Returning to the The Crokinole Book I finally come to the only part I distinctly remember from my initial read at 11-years-old, in a section entitled ”How Come It Hurts My Finger?” Apparently I didn’t remember it too well.

Kelly describes being interviewed on the CBC Radio program Morningside, and the host, Peter Gzowski opens the interview by immediately asking how one can stop their finger from hurting. Kelly goes on to describe:

”Picture a hockey game. A wrist shot is accomplished by a flick of the stick with the puck touching the blade. A slapshot is a wind-up with lots of air space between the blade and the puck. Imagine your finger in between. Which would hurt the most? Of course, the slapshot! . . .”
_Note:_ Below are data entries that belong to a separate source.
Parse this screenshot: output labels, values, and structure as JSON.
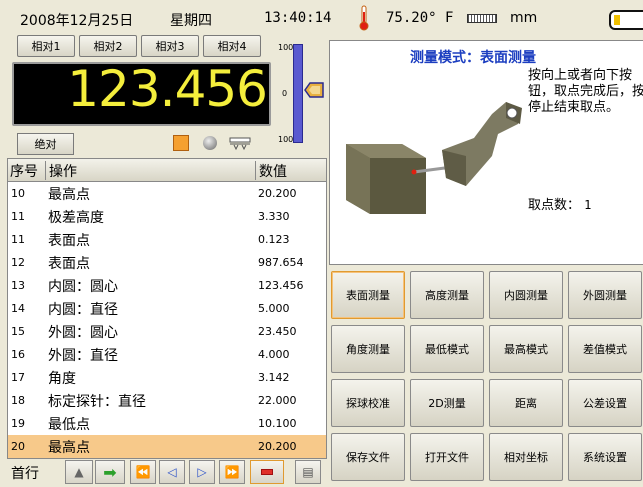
{
  "status_bar": {
    "date": "2008年12月25日",
    "weekday": "星期四",
    "time": "13:40:14",
    "temperature": "75.20° F",
    "unit": "mm"
  },
  "relative_buttons": [
    "相对1",
    "相对2",
    "相对3",
    "相对4"
  ],
  "display": {
    "value": "123.456"
  },
  "scale": {
    "top": "100",
    "mid": "0",
    "bottom": "100"
  },
  "absolute_button": "绝对",
  "table": {
    "headers": [
      "序号",
      "操作",
      "数值"
    ],
    "rows": [
      {
        "n": "10",
        "op": "最高点",
        "val": "20.200"
      },
      {
        "n": "11",
        "op": "极差高度",
        "val": "3.330"
      },
      {
        "n": "11",
        "op": "表面点",
        "val": "0.123"
      },
      {
        "n": "12",
        "op": "表面点",
        "val": "987.654"
      },
      {
        "n": "13",
        "op": "内圆：圆心",
        "val": "123.456"
      },
      {
        "n": "14",
        "op": "内圆：直径",
        "val": "5.000"
      },
      {
        "n": "15",
        "op": "外圆：圆心",
        "val": "23.450"
      },
      {
        "n": "16",
        "op": "外圆：直径",
        "val": "4.000"
      },
      {
        "n": "17",
        "op": "角度",
        "val": "3.142"
      },
      {
        "n": "18",
        "op": "标定探针：直径",
        "val": "22.000"
      },
      {
        "n": "19",
        "op": "最低点",
        "val": "10.100"
      },
      {
        "n": "20",
        "op": "最高点",
        "val": "20.200"
      }
    ],
    "selected_index": 11
  },
  "bottom_toolbar": {
    "first_row_label": "首行"
  },
  "measure_panel": {
    "title": "测量模式：表面测量",
    "instruction": "按向上或者向下按钮，取点完成后，按停止结束取点。",
    "count_label": "取点数：",
    "count_value": "1"
  },
  "mode_buttons": [
    "表面测量",
    "高度测量",
    "内圆测量",
    "外圆测量",
    "角度测量",
    "最低模式",
    "最高模式",
    "差值模式",
    "探球校准",
    "2D测量",
    "距离",
    "公差设置",
    "保存文件",
    "打开文件",
    "相对坐标",
    "系统设置"
  ],
  "active_mode_index": 0,
  "colors": {
    "display_digits": "#f4ee3c",
    "selected_row": "#f7c98a",
    "title_blue": "#1c3ec0",
    "scale_bar": "#5a5ad0"
  }
}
I was shocked that it turned out this perfect answer to the age-old question had been available for more than 30 years. This time I won’t forget it.

In the Acknowledgements Kelly thanks a few others from CBC Radio, among them is a personal favourite of mine: Stuart McLean, most famous for his radio show The Vinyl Cafe. Although I never heard a Dave and Morley story that included crokinole I’ll just assume that there was a board sitting somewhere in the family attic of Dave’s childhood home in Big Narrows.

Final Remarks

I must revise my un-nuanced review from 11-years of age, to say that I am genuinely impressed by the book. The effort undertaken to produce it must have been substantial, and in the intervening years between his first and third editions of the book Kelly witnessed a spike in crokinole’s popularity that he undoubtedly played a role in (although he modestly tries to downplay his personal contributions). Kelly did rightfully benefit from his early efforts, and I imagine he made a pretty penny acting as the sole major crokinole retailer for a couple decades (in which he also had first-mover-advantage in nabbing the trademark Mr. Crokinole and owning the domain).

Kelly makes it clear he sought to write The Crokinole Book because he was astonished so little written material could be found on crokinole. Ironically, Kelly himself only left behind one piece (at least that I know of) on the matter of crokinole. And despite Kelly’s success in growing the game, it would be years later before anyone else came along to leave a literary footprint on crokinole’s lawn.

But as much as I find it annoying that I can’t find supplementary works by Kelly, I can’t be mad. For without his first book, there never would have been a craving for a second or a third. And without the first book, there may never have been a World Crokinole Championships, or subsequently there likely would not have been a CrokinoleCentre.

The Crokinole Book sits closer to the point on the spectrum labelled scrapbook than it does to the label story. There’s no simple connected narrative, but rather a winding string of details, and those looking for definitive and absolute answers won’t find them. But it’s clear there was no other way to present the historical information of what’s available about crokinole. A passing reference in a writer's journal, a board sitting on the table in the background of a family photo, a 5-word entry in an old dictionary. Over the years there’s evidence that crokinole existed, and there’s personal anecdotes that people enjoyed it. But no one ever sat down to write about it.

Until Wayne Kelly, and for that he’s a very deserved Mr. Crokinole.